We’re going to have to be really good over the next period
this PRO14 campaign and left them languishing fourth in Conference A. They are only two points behind Toyota Cheetahs, who are in that allimportant play-off qualifying third spot, but the South Africans have two games in hand – so the gap could theoretically be as much as 12 points.
If Warriors are not yet in a crisis situation, it is getting uncomfortably close to that. “We have boxed ourselves into a bit of a corner,” acknowledged Rennie. “I think you can lose seven or eight games and still have a chance of making the play-offs, but we don’t want to try that theory out.
“We still have to play Ulster a couple of times and we’ve still got to play Cheetahs and Leinster so there is a chance to claw back some points there. We’re going to have to be really good over the next period when we’ve got Treviso away, then Zebre and Dragons at home after the European break.”

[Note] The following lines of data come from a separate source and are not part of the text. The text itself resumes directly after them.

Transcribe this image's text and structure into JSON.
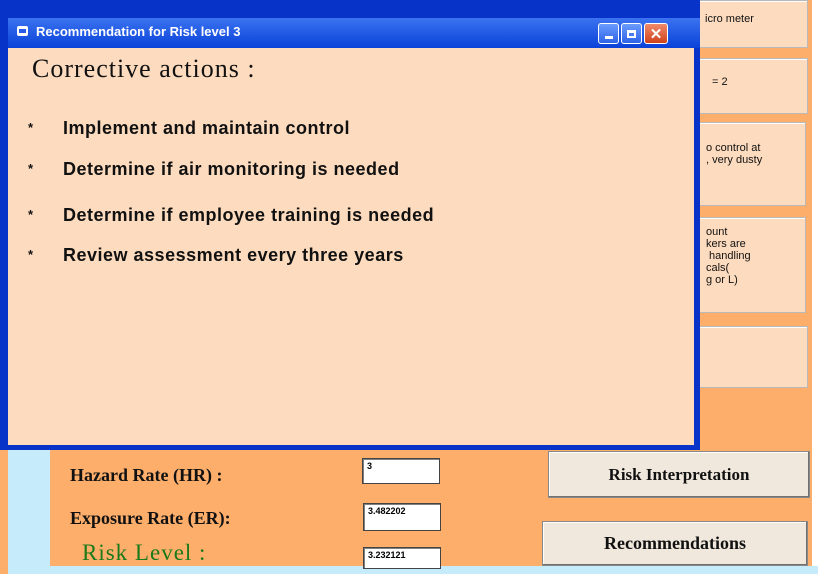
{
  "main_form": {
    "info_boxes": [
      [
        "icro meter"
      ],
      [
        "= 2"
      ],
      [
        "o control at",
        ", very dusty"
      ],
      [
        "ount",
        "kers are",
        " handling",
        "cals(",
        "g or L)"
      ],
      []
    ],
    "hazard_rate": {
      "label": "Hazard Rate (HR) :",
      "value": "3"
    },
    "exposure_rate": {
      "label": "Exposure Rate (ER):",
      "value": "3.482202"
    },
    "risk_level": {
      "label": "Risk Level :",
      "value": "3.232121"
    },
    "buttons": {
      "risk_interpretation": "Risk Interpretation",
      "recommendations": "Recommendations"
    }
  },
  "popup": {
    "title": "Recommendation for  Risk level 3",
    "heading": "Corrective actions :",
    "bullet": "*",
    "actions": [
      "Implement and maintain control",
      "Determine if air monitoring is needed",
      "Determine if employee training is needed",
      "Review assessment every three years"
    ],
    "controls": {
      "close": "✕"
    }
  },
  "colors": {
    "form_background": "#fdae6b",
    "panel_background": "#fddbbe",
    "titlebar": "#0a42d9",
    "risk_label": "#1a7a1a",
    "left_strip": "#c6ebfa"
  }
}
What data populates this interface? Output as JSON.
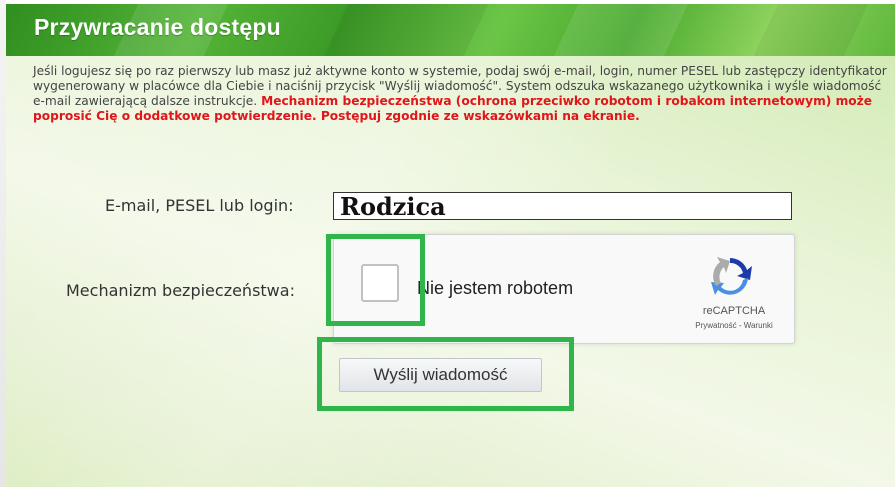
{
  "form": {
    "title": "Przywracanie dostępu",
    "description": "Jeśli logujesz się po raz pierwszy lub masz już aktywne konto w systemie, podaj swój e-mail, login, numer PESEL lub zastępczy identyfikator wygenerowany w placówce dla Ciebie i naciśnij przycisk \"Wyślij wiadomość\". System odszuka wskazanego użytkownika i wyśle wiadomość e-mail zawierającą dalsze instrukcje.",
    "warning": "Mechanizm bezpieczeństwa (ochrona przeciwko robotom i robakom internetowym) może poprosić Cię o dodatkowe potwierdzenie. Postępuj zgodnie ze wskazówkami na ekranie.",
    "login_label": "E-mail, PESEL lub login:",
    "login_value": "Rodzica",
    "security_label": "Mechanizm bezpieczeństwa:",
    "send_button": "Wyślij wiadomość"
  },
  "captcha": {
    "checkbox_label": "Nie jestem robotem",
    "brand": "reCAPTCHA",
    "links": "Prywatność - Warunki",
    "icon": "recaptcha-logo-icon"
  },
  "colors": {
    "header_green": "#4aa82e",
    "warning_red": "#e0161b",
    "highlight_green": "#2fb64a"
  }
}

Every league point is going to be a prisoner, which means Darcy Graham’s late try – which stretched the margin of Edinburgh’s victory beyond seven points and therefore deprived Glasgow of even a losing bonus point – could have significant ramifications at the end of the campaign.
Unsurprisingly, Edinburgh head coach Richard Cockerill approached the post-match media briefing from a very different angle, pushing a cautiously optimistic agenda – although he couldn’t quite disguise his delight at how things panned out on Saturday. The result leaves his side second in Conference B, just one point behind Munster.
“We have to make sure we keep our consistency – it doesn’t matter if we are top after round nine – that’s irrelevant,” he stressed. “It is about being in the top three after round 21 that matters and that’s what we have to concentrate on.
“Nothing gets given out tonight. In Europe, we are in the Challenge Cup – it’s not the Champions Cup – so we know where we sit. We will keep developing this team.
“That game was a big step forward for us. We had a big crowd and there was pressure on us to perform – and we performed. Even if we hadn’t won, it was one hell of a game. A lot of people came to watch not knowing who was going to win and it was a bloody good game of rugby.”
One thing that is certain to keep Cockerill’s feet firmly on the ground is the knowledge that his team’s continuing development into a leading side in the PRO14 will have implications for international call-ups during the Six Nations window.
“I would always want a little bit more,” he replied, when asked if he was confident that Edinburgh has the strength in depth to cope with as many as 12 men playing regularly for Scotland during the spring.
“We are losing more and more players all the time. That’s the dynamic with the landscape shifting for this team. With the budget we have we need to have a good balance.”